Twerking Her Way into the Spotlight: in Defense of Miley Cyrus | Publicity Stunt 101
Miley Cyrus caused quite a stir two weeks ago at the VMA’s with a well-timed publicity stunt wherein she twerked her way into mostly-negative headlines and articles containing any number of affronted adjectives that people use when a girl gets up on stage on live television and removes most of her clothing in order to twerk with a foam finger, a bunch of stuffed teddy bears and a striped Robin Thicke.
Now, I could jump on this bandwagon to add my own armchair critique of Miley’s performance (which, truthfully, is one of execution as opposed to content). But, based on the nearly 26,000 articles featuring Miley since the VMA’s, I think that horse has been beaten into submission. And, in any case, I’m actually here to give Miley Cyrus a big foam thumbs-up:
Miley Cyrus supercharged her career with a publicity stunt that did exactly what it was supposed to do.
Miley Cyrus, at 20, has found herself in the awkward position that so many Disney-made childhood stars before her have faced: her original audience is now in their late teens and 20’s, and they’re not any more interested in the squeaky-clean Hannah Montana of yesteryear than Miley is in continuing on with that persona.

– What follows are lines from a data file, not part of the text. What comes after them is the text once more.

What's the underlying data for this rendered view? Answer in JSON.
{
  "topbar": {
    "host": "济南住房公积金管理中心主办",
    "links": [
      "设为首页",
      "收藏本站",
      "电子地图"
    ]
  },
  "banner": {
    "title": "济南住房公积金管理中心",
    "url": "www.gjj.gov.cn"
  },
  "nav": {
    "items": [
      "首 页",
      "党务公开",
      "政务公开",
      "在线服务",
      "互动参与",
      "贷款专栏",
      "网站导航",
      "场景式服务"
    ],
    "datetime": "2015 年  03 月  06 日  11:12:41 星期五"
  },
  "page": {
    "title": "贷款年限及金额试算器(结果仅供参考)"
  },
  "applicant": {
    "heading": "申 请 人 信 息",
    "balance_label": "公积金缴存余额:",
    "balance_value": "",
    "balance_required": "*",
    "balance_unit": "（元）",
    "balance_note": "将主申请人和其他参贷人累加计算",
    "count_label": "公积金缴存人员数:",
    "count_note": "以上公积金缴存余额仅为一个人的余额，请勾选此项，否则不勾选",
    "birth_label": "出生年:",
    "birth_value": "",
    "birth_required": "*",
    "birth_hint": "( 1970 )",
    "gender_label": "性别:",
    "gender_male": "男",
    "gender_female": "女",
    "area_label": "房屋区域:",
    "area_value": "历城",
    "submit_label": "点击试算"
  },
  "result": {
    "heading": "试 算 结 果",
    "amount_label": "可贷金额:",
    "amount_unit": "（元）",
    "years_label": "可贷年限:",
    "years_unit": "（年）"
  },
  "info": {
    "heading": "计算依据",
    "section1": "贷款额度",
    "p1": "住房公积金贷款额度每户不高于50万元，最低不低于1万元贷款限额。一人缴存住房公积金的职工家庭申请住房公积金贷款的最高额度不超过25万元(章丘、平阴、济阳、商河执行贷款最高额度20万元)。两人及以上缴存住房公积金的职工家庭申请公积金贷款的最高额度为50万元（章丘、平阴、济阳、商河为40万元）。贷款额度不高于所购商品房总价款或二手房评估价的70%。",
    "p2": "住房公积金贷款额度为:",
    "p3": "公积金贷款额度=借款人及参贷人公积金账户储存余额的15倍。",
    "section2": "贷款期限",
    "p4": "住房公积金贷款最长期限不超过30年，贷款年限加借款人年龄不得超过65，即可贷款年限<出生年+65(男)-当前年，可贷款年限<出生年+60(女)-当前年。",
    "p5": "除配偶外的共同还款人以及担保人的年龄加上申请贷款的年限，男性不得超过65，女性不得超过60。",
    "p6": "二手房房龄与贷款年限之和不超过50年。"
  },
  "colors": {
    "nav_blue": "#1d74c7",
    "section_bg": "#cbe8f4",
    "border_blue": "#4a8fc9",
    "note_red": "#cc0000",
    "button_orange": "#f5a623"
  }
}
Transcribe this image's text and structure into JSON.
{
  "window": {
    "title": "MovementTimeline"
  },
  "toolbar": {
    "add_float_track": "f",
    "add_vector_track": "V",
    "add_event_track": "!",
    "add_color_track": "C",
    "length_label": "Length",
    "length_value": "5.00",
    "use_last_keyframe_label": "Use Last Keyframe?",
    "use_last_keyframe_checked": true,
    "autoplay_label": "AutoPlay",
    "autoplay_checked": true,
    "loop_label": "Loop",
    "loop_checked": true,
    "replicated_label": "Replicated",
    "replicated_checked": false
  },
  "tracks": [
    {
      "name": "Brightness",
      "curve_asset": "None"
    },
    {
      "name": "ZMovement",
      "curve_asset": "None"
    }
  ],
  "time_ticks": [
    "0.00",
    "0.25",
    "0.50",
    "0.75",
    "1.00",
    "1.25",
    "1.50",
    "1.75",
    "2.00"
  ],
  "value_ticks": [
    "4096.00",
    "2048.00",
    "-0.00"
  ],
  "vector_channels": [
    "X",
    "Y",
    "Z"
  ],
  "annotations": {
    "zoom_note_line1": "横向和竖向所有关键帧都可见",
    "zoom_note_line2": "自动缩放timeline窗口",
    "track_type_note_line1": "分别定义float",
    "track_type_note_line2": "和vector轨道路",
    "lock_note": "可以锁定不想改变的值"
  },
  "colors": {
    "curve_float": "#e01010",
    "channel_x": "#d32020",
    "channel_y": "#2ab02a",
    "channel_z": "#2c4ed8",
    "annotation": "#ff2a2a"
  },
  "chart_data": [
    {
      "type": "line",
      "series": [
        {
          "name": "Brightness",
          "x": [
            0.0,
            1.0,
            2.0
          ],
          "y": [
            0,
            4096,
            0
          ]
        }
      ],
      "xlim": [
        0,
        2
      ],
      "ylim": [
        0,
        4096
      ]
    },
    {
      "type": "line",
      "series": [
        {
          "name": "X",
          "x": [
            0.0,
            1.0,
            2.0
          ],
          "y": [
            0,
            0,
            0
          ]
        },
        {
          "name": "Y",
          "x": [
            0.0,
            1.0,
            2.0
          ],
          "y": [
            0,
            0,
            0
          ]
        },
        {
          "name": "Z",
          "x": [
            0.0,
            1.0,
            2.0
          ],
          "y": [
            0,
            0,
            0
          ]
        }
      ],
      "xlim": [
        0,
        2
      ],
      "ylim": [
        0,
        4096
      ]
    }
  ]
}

Adult onset brand identity crisis is not a new conundrum for a childhood star. Christina Aguilera, Britney Spears, Michael Jackson, Justin Timberlake and Bieber have all come to a point in their careers wherein they needed a major personal rebrand in order to stay relevant with a buying audience. And all of them on that list have done some version of what Miley Cyrus did, which is to say that an overtly sexualized dance performance at a live event is a pretty good way to let the world know that you’re not a little kid anymore. Heck, even Madonna had to up the ante, and she didn’t exactly start on the Disney channel: she went from “Like a Virgin” to “Like a Prayer” to the “Sex” book to, eventually, fondling Christina and making out with Britney onstage at the 2002 VMA’s.
Which is to say that Miley is taking a page from a tried-and-true playbook: start with the hair and the clothes, then shock the world with a publicity stunt that’ll get everyone talking. And that’s because it works.
And so, you know who isn’t complaining? Her management team.
Miley Cyrus is a person, yes. But Miley Cyrus is also a brand, and that is precisely the reason that she has an agent, a manager, and a host of other business professionals employed to manage her career. As she and her management team look to transform her into an adult star, they no doubt look at her overall media exposure. We took a look at news coverage of Miley for 2013, using our own media monitoring suite:Miley Cyrus went from an average of 313 news stories a day from January 1 through August 24th. Since the VMA’ on August 25th, she has been featured in an average of 1,619 stories per day, with a peak of 4,188 stories on August 29th.
Miley’s media exposure has increased 5X since the VMA’s. Not bad for 4 minutes with a foam finger and a bunch of dancing bears.
So, what’s next? Well, not so coincidentally, Miley Cyrus has a new video out from her soon-to-be released album, “Bangerz.” In “Wrecking Ball,” she loses the bustier and swings naked from, you know, a wrecking ball. And people are talking about it, a lot more than they would have been were she not top of mind for the past 2 weeks. Sure, she lost the “Vogue” cover – but people are talking about that, too, which is good for both parties (and may have been planned all along as part of this publicity stunt). She also gained a SNL spot, set to air just after her new album hits stores.
Jonah Berger, Wharton business school professor, did a deep dive into the positive effect that negative publicity can have on revenue. This makes some sort of sense: when you as a brand become top-of-mind for a widespread audience, simple sales conversion metrics apply. Awareness leads to purchase, and awareness is what Miley Cyrus managed with a publicity stunt that still has press talking 2 weeks later. This sort of tactic isn’t just for starlets, either: Kenneth Cole caused a stir this week when, in response to the conflict in Syria (which was 12 times less talked about than Miley Cyrus), he reminded us that boots on the ground are no good reason to forget about flats and pumps. Cole is outspoken about his political incorrectness being good business strategy, and this blogger can only guess whether or not he’ll team up with Miley for some sort of teddy bear peekaboo dance sandal collection.
But, shoes aside, Miley Cyrus wins the award for the best intentionally offensive publicity stunt this year. So all manner of clothing off to you, Miley Cyrus, for a publicity stunt that may have been your best career move yet.